The Saskatoon Blades will have a little extra motivation when they hit the ice this season as they play for one of their own.
Locker room attendant Bobby Kirkness was recently diagnosed with Stage 4 pancreatic cancer. It’s his second time with the disease after being treated for leukemia in 2016.
This time, however, surgery is not an option and Kirkness is facing a terminal prognosis.
As a show of support, the Blades will wear special “BK” helmet decals throughout the abbreviated Western Hockey League season.
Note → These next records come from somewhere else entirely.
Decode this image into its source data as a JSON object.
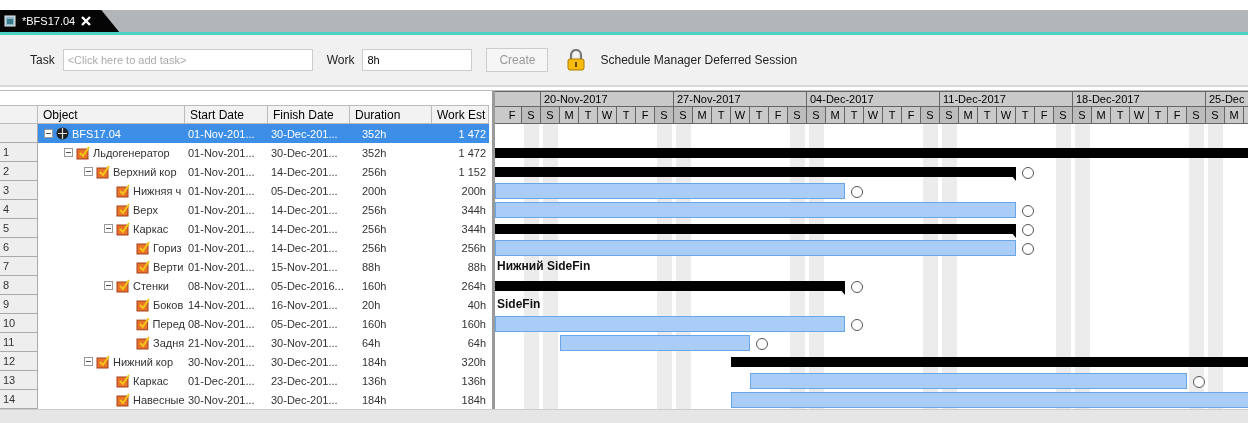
{
  "tab": {
    "title": "*BFS17.04",
    "selected": true
  },
  "toolbar": {
    "task_label": "Task",
    "task_field": {
      "placeholder": "<Click here to add task>"
    },
    "work_label": "Work",
    "work_field": {
      "value": "8h"
    },
    "create_button": {
      "label": "Create",
      "disabled": true
    },
    "session": "Schedule Manager Deferred Session"
  },
  "table": {
    "columns": [
      "Object",
      "Start Date",
      "Finish Date",
      "Duration",
      "Work Est"
    ],
    "rows": [
      {
        "kind": "project",
        "object": "BFS17.04",
        "start_date": "01-Nov-201...",
        "finish_date": "30-Dec-201...",
        "duration": "352h",
        "work_est": "1 472",
        "selected": true,
        "expanded": true,
        "children": [
          {
            "kind": "task",
            "number": "1",
            "object": "Льдогенератор",
            "start_date": "01-Nov-201...",
            "finish_date": "30-Dec-201...",
            "duration": "352h",
            "work_est": "1 472",
            "selected": false,
            "expanded": true,
            "children": [
              {
                "kind": "task",
                "number": "2",
                "object": "Верхний кор",
                "start_date": "01-Nov-201...",
                "finish_date": "14-Dec-201...",
                "duration": "256h",
                "work_est": "1 152",
                "selected": false,
                "expanded": true,
                "children": [
                  {
                    "kind": "task",
                    "number": "3",
                    "object": "Нижняя ч",
                    "start_date": "01-Nov-201...",
                    "finish_date": "05-Dec-201...",
                    "duration": "200h",
                    "work_est": "200h",
                    "selected": false
                  },
                  {
                    "kind": "task",
                    "number": "4",
                    "object": "Верх",
                    "start_date": "01-Nov-201...",
                    "finish_date": "14-Dec-201...",
                    "duration": "256h",
                    "work_est": "344h",
                    "selected": false
                  },
                  {
                    "kind": "task",
                    "number": "5",
                    "object": "Каркас",
                    "start_date": "01-Nov-201...",
                    "finish_date": "14-Dec-201...",
                    "duration": "256h",
                    "work_est": "344h",
                    "selected": false,
                    "expanded": true,
                    "children": [
                      {
                        "kind": "task",
                        "number": "6",
                        "object": "Гориз",
                        "start_date": "01-Nov-201...",
                        "finish_date": "14-Dec-201...",
                        "duration": "256h",
                        "work_est": "256h",
                        "selected": false
                      },
                      {
                        "kind": "task",
                        "number": "7",
                        "object": "Верти",
                        "start_date": "01-Nov-201...",
                        "finish_date": "15-Nov-201...",
                        "duration": "88h",
                        "work_est": "88h",
                        "selected": false,
                        "bar_label": "Нижний SideFin"
                      }
                    ]
                  },
                  {
                    "kind": "task",
                    "number": "8",
                    "object": "Стенки",
                    "start_date": "08-Nov-201...",
                    "finish_date": "05-Dec-2016...",
                    "duration": "160h",
                    "work_est": "264h",
                    "selected": false,
                    "expanded": true,
                    "children": [
                      {
                        "kind": "task",
                        "number": "9",
                        "object": "Боков",
                        "start_date": "14-Nov-201...",
                        "finish_date": "16-Nov-201...",
                        "duration": "20h",
                        "work_est": "40h",
                        "selected": false,
                        "bar_label": "SideFin"
                      },
                      {
                        "kind": "task",
                        "number": "10",
                        "object": "Перед",
                        "start_date": "08-Nov-201...",
                        "finish_date": "05-Dec-201...",
                        "duration": "160h",
                        "work_est": "160h",
                        "selected": false
                      },
                      {
                        "kind": "task",
                        "number": "11",
                        "object": "Задня",
                        "start_date": "21-Nov-201...",
                        "finish_date": "30-Nov-201...",
                        "duration": "64h",
                        "work_est": "64h",
                        "selected": false
                      }
                    ]
                  }
                ]
              },
              {
                "kind": "task",
                "number": "12",
                "object": "Нижний кор",
                "start_date": "30-Nov-201...",
                "finish_date": "30-Dec-201...",
                "duration": "184h",
                "work_est": "320h",
                "selected": false,
                "expanded": true,
                "children": [
                  {
                    "kind": "task",
                    "number": "13",
                    "object": "Каркас",
                    "start_date": "01-Dec-201...",
                    "finish_date": "23-Dec-201...",
                    "duration": "136h",
                    "work_est": "136h",
                    "selected": false
                  },
                  {
                    "kind": "task",
                    "number": "14",
                    "object": "Навесные",
                    "start_date": "30-Nov-201...",
                    "finish_date": "30-Dec-201...",
                    "duration": "184h",
                    "work_est": "184h",
                    "selected": false
                  }
                ]
              }
            ]
          }
        ]
      }
    ]
  },
  "gantt": {
    "weeks": [
      "20-Nov-2017",
      "27-Nov-2017",
      "04-Dec-2017",
      "11-Dec-2017",
      "18-Dec-2017",
      "25-Dec"
    ],
    "days": [
      {
        "letter": "F",
        "weekend": false
      },
      {
        "letter": "S",
        "weekend": true
      },
      {
        "letter": "S",
        "weekend": true
      },
      {
        "letter": "M",
        "weekend": false
      },
      {
        "letter": "T",
        "weekend": false
      },
      {
        "letter": "W",
        "weekend": false
      },
      {
        "letter": "T",
        "weekend": false
      },
      {
        "letter": "F",
        "weekend": false
      },
      {
        "letter": "S",
        "weekend": true
      },
      {
        "letter": "S",
        "weekend": true
      },
      {
        "letter": "M",
        "weekend": false
      },
      {
        "letter": "T",
        "weekend": false
      },
      {
        "letter": "W",
        "weekend": false
      },
      {
        "letter": "T",
        "weekend": false
      },
      {
        "letter": "F",
        "weekend": false
      },
      {
        "letter": "S",
        "weekend": true
      },
      {
        "letter": "S",
        "weekend": true
      },
      {
        "letter": "M",
        "weekend": false
      },
      {
        "letter": "T",
        "weekend": false
      },
      {
        "letter": "W",
        "weekend": false
      },
      {
        "letter": "T",
        "weekend": false
      },
      {
        "letter": "F",
        "weekend": false
      },
      {
        "letter": "S",
        "weekend": true
      },
      {
        "letter": "S",
        "weekend": true
      },
      {
        "letter": "M",
        "weekend": false
      },
      {
        "letter": "T",
        "weekend": false
      },
      {
        "letter": "W",
        "weekend": false
      },
      {
        "letter": "T",
        "weekend": false
      },
      {
        "letter": "F",
        "weekend": false
      },
      {
        "letter": "S",
        "weekend": true
      },
      {
        "letter": "S",
        "weekend": true
      },
      {
        "letter": "M",
        "weekend": false
      },
      {
        "letter": "T",
        "weekend": false
      },
      {
        "letter": "W",
        "weekend": false
      },
      {
        "letter": "T",
        "weekend": false
      },
      {
        "letter": "F",
        "weekend": false
      },
      {
        "letter": "S",
        "weekend": true
      },
      {
        "letter": "S",
        "weekend": true
      },
      {
        "letter": "M",
        "weekend": false
      }
    ]
  }
}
The team has also added Kirkness’s initials and a purple ribbon to their workout apparel.
“It means the world to me. I’ve kind of been walking on air for the last 10 days ever since I found out about this and it’s pretty hard not to be positive when you have a group like that and family and friends behind you,” Kirkness said.
It’s not the first time the Blades have rallied around the longtime volunteer. When Kirkness had leukemia the team named its annual pre-season tournament after him and each year since, the winning team has been presented with the Kirkness Cup.
Since he can’t join the team in the East Division hub center in Regina, the Blades came up with the helmet decals as a way to ensure his presence will still be felt at the rink.
“We felt this was something we could do to bring Bobby with us. I know in true Bobby fashion he was taken aback by it but he deserves this,” associate general manager Steve Hildebrand said in a video posted by the team on social media.
The Blades and Kirkness’s son, Brennan, have also established a GoFundMe campaign for Kirkness, who is foregoing chemotherapy in favour of an alternative treatment, the cost of which is not covered by insurance.
“When I was sick five years ago, the chemo worked. The kind of cancer I had, chemo was quite sensitive to that and it worked good and (the cancer) healed. This time they basically told me because I’d had cancer before and that it was in a bad spot that (chemo) may prolong my life by two months or three months and I just wasn’t prepared to be sick for half the time I may have to be around,” he said.
Kirkness’s treatment features a heavy dose of natural supplements. He takes upwards of 30 pills three times a day.
“It’s all about getting your body back to where it should be so it can heal itself,” he said.
Although he’s been given only a few months to live, Kirkness remains upbeat and focused on getting back to work with the team when it returns to its home arena next season.
“I’m so confident about this protocol that I’m following that maybe I’ll be the oldest dressing room guy in the WHL,” he joked.
In the meantime he’ll be watching the Blades from afar, knowing that a little piece of him will be along for the ride.
“It’s going to be pretty cool the first time I watch them live or whatever, and to see that it’s going to be pretty touching,” he said.
“I feel so fortunate and so lucky to be able to help out there when I can and be able to do what I do with the kids, and for them to do that for me has been such a wonderful thing for me and my family.”